Task goal: Images appear in the records below; leave them out and repeat everything else exactly.

The input:
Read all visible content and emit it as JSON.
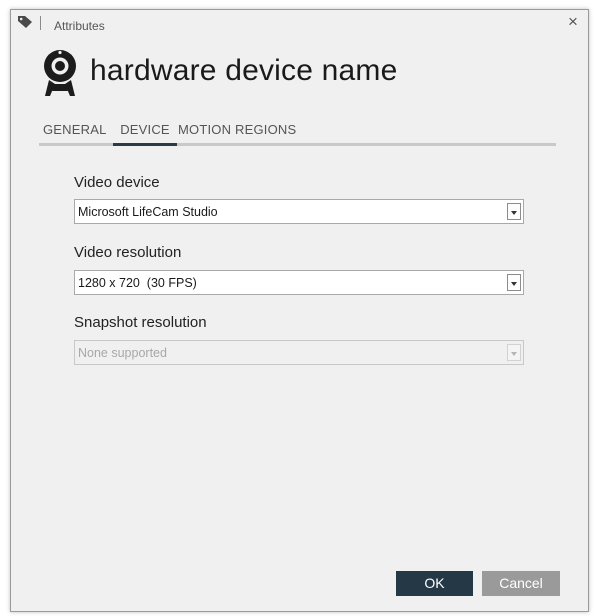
{
  "titlebar": {
    "title": "Attributes",
    "close_glyph": "×",
    "icon": "tag-icon"
  },
  "header": {
    "device_icon": "webcam-icon",
    "device_name": "hardware device name"
  },
  "tabs": [
    {
      "label": "GENERAL",
      "active": false
    },
    {
      "label": "DEVICE",
      "active": true
    },
    {
      "label": "MOTION REGIONS",
      "active": false
    }
  ],
  "form": {
    "video_device": {
      "label": "Video device",
      "value": "Microsoft LifeCam Studio",
      "enabled": true
    },
    "video_resolution": {
      "label": "Video resolution",
      "value": "1280 x 720  (30 FPS)",
      "enabled": true
    },
    "snapshot_resolution": {
      "label": "Snapshot resolution",
      "value": "None supported",
      "enabled": false
    }
  },
  "buttons": {
    "ok": "OK",
    "cancel": "Cancel"
  },
  "colors": {
    "window_bg": "#f0f0f1",
    "accent": "#253845",
    "cancel_bg": "#9a9a9a",
    "tab_indicator": "#2b3a45"
  }
}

Task output:
Read all visible content and emit it as JSON.
{
  "titlebar": {
    "title": "Attributes",
    "close_glyph": "×",
    "icon": "tag-icon"
  },
  "header": {
    "device_icon": "webcam-icon",
    "device_name": "hardware device name"
  },
  "tabs": [
    {
      "label": "GENERAL",
      "active": false
    },
    {
      "label": "DEVICE",
      "active": true
    },
    {
      "label": "MOTION REGIONS",
      "active": false
    }
  ],
  "form": {
    "video_device": {
      "label": "Video device",
      "value": "Microsoft LifeCam Studio",
      "enabled": true
    },
    "video_resolution": {
      "label": "Video resolution",
      "value": "1280 x 720  (30 FPS)",
      "enabled": true
    },
    "snapshot_resolution": {
      "label": "Snapshot resolution",
      "value": "None supported",
      "enabled": false
    }
  },
  "buttons": {
    "ok": "OK",
    "cancel": "Cancel"
  },
  "colors": {
    "window_bg": "#f0f0f1",
    "accent": "#253845",
    "cancel_bg": "#9a9a9a",
    "tab_indicator": "#2b3a45"
  }
}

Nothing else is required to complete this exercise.